EXERCISE DETAILS: Across the listing below, how many lines have the word "title" in them? Provide only the number.

RECORDS PROVIDED:
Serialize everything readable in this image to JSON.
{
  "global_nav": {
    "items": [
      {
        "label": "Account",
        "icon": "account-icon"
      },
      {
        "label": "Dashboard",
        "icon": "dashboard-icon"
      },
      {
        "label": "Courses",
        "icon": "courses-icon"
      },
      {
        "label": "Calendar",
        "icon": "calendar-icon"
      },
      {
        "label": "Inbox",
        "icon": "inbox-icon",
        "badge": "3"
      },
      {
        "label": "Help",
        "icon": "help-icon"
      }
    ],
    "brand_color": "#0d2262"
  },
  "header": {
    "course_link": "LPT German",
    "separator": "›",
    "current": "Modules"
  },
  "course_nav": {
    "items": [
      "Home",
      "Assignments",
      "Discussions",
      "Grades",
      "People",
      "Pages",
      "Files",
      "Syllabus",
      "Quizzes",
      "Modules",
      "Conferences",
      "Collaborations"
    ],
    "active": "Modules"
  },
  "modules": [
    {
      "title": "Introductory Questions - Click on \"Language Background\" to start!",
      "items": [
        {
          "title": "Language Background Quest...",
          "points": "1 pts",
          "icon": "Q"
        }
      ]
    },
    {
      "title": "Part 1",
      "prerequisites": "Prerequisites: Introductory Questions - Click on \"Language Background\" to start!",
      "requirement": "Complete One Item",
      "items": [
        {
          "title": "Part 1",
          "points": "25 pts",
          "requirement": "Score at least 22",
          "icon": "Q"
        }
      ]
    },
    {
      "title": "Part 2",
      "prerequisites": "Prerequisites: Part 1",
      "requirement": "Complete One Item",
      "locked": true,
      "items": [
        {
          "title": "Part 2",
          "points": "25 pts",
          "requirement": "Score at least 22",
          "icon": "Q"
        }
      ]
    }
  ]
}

OUTPUT FOR THIS EXERCISE: 6